I spent some time taking the Panigale through some of my favourite riding roads – these roads are comprised of a nice highway haul, some beautiful twisty back stretches, and some hills. When the ignition is turned on, the 899 defaults itself to “Sport” mode, which is my favourite setting as it unleashes the beast within. However, for everyday riding, the “Wet” mode is a bit more useful. This mode limits the power slightly, helps smooth out the throttle response, and dials up the traction control and ABS systems to prevent you from doing anything you might regret. In “Wet”, it’s next-to-impossible to get the rear wheel loose at all even with extremely sharp throttle inputs.
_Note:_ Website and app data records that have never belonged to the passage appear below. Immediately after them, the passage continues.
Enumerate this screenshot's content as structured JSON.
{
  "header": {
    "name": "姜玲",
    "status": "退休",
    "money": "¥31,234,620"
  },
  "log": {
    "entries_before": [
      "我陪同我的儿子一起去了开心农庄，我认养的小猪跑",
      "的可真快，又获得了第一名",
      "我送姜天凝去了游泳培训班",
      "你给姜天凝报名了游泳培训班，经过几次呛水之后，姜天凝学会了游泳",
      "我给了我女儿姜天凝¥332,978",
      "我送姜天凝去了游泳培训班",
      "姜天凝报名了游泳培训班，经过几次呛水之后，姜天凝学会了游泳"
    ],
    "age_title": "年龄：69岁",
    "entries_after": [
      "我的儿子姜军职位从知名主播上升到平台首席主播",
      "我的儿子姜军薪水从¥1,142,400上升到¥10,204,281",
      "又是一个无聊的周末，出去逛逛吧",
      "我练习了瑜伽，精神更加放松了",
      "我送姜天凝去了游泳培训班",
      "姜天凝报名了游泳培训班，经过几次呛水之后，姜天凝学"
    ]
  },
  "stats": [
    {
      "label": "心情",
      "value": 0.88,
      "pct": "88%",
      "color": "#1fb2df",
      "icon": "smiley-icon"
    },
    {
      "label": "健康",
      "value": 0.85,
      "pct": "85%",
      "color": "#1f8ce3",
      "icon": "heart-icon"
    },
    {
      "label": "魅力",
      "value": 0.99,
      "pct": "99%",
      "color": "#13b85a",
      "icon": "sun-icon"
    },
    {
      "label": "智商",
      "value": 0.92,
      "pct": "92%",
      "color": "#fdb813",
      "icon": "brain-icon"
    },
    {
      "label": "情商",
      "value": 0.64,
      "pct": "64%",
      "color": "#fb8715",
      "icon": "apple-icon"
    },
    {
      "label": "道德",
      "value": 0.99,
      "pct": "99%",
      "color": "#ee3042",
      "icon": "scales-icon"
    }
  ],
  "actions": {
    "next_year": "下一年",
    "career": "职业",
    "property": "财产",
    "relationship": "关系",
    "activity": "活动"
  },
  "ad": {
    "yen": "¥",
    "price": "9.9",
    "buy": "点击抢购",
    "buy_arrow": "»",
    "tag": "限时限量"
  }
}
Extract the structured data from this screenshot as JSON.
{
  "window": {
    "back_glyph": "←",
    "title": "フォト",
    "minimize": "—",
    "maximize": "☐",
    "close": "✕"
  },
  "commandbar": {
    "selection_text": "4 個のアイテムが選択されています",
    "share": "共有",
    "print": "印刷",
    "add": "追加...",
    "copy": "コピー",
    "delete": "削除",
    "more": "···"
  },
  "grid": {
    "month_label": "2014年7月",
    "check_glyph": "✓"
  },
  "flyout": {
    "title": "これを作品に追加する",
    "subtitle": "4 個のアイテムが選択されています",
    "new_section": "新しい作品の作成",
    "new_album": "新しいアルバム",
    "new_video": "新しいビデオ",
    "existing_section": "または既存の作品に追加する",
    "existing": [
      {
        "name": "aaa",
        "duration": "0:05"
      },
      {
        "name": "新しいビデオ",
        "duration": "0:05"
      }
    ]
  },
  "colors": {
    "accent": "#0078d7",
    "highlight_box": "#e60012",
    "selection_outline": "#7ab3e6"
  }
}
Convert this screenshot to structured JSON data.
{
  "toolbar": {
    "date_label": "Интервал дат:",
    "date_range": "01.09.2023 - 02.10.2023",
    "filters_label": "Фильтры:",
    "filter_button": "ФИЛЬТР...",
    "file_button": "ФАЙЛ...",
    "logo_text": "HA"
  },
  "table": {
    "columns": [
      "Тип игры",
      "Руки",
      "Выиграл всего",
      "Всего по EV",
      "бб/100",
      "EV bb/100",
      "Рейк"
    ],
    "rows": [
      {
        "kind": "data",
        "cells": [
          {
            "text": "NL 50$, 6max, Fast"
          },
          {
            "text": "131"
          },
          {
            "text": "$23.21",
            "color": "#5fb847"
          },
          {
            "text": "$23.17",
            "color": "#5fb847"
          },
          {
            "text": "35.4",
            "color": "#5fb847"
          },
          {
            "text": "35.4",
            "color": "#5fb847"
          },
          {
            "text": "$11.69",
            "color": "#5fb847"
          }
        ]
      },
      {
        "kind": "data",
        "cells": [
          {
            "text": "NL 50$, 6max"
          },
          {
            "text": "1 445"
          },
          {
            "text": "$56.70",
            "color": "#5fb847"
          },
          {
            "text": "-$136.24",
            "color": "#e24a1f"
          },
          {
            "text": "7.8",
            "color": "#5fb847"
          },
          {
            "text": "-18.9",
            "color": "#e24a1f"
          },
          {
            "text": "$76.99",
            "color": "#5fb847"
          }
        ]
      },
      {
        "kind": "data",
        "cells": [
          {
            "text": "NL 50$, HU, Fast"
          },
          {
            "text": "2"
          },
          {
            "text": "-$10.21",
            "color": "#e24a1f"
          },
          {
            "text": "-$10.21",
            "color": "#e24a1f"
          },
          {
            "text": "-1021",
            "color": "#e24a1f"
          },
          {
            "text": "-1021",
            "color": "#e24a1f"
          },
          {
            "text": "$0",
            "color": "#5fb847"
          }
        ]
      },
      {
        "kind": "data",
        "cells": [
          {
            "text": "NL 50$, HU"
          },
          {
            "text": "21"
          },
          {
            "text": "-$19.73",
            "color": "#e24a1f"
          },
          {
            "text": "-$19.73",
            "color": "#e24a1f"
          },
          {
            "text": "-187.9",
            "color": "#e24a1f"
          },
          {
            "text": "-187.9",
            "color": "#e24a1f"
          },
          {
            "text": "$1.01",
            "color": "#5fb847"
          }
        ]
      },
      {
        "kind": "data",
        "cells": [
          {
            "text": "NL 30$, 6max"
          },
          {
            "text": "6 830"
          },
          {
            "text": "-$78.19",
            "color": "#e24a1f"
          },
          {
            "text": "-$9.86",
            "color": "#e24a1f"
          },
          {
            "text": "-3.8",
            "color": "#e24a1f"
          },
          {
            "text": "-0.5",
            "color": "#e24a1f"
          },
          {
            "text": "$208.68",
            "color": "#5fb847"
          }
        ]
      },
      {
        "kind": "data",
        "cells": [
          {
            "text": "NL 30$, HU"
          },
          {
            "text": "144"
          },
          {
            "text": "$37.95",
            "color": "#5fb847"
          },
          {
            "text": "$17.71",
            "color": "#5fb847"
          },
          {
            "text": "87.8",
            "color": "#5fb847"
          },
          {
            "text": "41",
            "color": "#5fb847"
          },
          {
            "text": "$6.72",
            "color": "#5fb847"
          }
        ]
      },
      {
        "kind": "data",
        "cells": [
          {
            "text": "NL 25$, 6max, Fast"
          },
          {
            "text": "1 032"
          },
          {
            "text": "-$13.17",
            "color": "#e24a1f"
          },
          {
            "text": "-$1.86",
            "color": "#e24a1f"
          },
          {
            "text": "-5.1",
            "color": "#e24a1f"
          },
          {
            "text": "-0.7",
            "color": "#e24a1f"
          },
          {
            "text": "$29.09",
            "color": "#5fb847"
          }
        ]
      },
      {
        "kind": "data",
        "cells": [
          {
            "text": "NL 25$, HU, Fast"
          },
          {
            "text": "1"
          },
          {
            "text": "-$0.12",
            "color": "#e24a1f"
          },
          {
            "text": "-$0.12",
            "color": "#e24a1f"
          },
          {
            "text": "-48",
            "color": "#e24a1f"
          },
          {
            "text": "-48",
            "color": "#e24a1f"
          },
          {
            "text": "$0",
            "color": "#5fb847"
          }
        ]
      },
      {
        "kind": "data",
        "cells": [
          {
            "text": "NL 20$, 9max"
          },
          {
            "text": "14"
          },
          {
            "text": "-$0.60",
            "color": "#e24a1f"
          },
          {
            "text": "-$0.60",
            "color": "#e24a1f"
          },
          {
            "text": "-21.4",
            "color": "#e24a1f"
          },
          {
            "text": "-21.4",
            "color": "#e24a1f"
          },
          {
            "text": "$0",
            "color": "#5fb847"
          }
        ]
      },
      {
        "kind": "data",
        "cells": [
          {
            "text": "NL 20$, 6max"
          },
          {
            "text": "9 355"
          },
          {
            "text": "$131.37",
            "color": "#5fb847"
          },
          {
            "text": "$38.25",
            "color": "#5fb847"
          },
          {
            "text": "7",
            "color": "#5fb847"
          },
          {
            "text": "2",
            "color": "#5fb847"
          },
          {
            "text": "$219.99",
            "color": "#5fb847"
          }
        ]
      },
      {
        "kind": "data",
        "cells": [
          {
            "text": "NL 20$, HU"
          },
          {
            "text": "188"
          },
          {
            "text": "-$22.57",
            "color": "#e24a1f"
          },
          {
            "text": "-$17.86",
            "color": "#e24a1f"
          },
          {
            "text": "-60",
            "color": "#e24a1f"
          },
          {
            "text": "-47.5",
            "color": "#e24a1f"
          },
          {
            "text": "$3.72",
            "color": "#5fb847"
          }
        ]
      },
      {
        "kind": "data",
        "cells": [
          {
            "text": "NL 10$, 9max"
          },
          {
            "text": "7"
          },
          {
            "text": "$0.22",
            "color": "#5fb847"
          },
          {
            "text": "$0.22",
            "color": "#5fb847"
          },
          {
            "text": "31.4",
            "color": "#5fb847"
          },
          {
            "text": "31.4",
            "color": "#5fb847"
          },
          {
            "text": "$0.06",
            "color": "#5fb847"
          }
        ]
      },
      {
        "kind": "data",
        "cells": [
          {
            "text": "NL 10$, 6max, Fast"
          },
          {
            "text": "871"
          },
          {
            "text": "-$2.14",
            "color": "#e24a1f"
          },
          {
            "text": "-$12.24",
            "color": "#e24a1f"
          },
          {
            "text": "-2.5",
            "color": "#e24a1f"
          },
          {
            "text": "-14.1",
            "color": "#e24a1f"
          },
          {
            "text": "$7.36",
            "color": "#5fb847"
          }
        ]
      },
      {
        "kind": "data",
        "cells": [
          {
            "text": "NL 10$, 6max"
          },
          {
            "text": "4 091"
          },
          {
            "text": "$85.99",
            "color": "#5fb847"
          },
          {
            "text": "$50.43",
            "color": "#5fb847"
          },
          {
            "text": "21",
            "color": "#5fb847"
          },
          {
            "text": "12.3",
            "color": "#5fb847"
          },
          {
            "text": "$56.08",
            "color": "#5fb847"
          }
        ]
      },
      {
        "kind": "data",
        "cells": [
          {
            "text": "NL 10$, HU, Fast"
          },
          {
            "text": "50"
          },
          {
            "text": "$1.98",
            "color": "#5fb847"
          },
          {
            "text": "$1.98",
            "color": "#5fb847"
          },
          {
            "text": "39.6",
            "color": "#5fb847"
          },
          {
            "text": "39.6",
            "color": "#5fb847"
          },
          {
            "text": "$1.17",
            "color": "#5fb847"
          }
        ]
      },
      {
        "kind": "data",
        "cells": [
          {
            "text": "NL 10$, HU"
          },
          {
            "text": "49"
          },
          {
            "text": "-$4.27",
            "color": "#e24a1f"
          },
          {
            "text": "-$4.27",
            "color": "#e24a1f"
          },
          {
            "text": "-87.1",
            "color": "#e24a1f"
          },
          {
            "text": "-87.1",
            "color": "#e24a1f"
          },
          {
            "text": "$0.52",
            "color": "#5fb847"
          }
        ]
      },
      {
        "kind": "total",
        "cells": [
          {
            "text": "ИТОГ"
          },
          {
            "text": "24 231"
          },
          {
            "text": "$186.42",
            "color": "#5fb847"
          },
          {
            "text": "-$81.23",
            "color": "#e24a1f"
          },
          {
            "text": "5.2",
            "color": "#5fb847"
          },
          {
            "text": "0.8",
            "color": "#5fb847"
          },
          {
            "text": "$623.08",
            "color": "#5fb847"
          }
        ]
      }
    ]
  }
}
Though I didn’t have the chance to open it up on the track, I can confidently say that the Ducati 899 Panigale would be a delight in such an environment. It’s so agile and the response is so instantaneous that it’s hard to imagine how riding in general must have been before this motorcycle existed. We had the 2014 Kawasaki Z1000 at the same time as the Panigale and while the Kawi has a bit more power, there’s no question as to which bike was the preferred ride. For longer highway hauls though, the seat on the Panigale is brutal. It looks great finished in faux-suede, but the riding position puts a lot of weight on your groin, and this can become painful over time. This wouldn’t stop me from owning one though.
Adding the Ducati Safety Pack means nearly anyone can live with the Panigale. That doesn’t mean they should though – I can’t emphasize enough how important it is to get enough riding experience before jumping on one of these. It’s an insane bike and should definitely be on every avid motorcyclist’s bucket list, but it’d be akin to learning to drive on a Lamborghini Murciélago – possible but ultimately stupid. I also observed fuel economy close to 8L/100km. Simply cruising on the highway brings this down to as low as 5.8L/100km, exclusively operating on 91-octane fuel. For a “supermid” with an as-tested price in the ballpark of $16,000, this actually represents a decent value.
A year ago, I was asked what motorcycle I could see myself owning if I could only have one for the rest of my life. I picked the 2013 Suzuki GSX-R600. That bike fit me like a glove and seemed to be tailored specifically for my body and riding style. However, after spending a week on the saddle of this 2014 Ducati 899 Panigale, I can’t help but consider almost every other motorcycle forgettable. Plus, I have never ridden another motorcycle that gets this much positive attention – everybody from pedestrians to sports car drivers give the 899 a thumbs-up. Apparently the public has spoken; the new Panigale is an all-around winner.
2014 Ducati 899 Panigale Gallery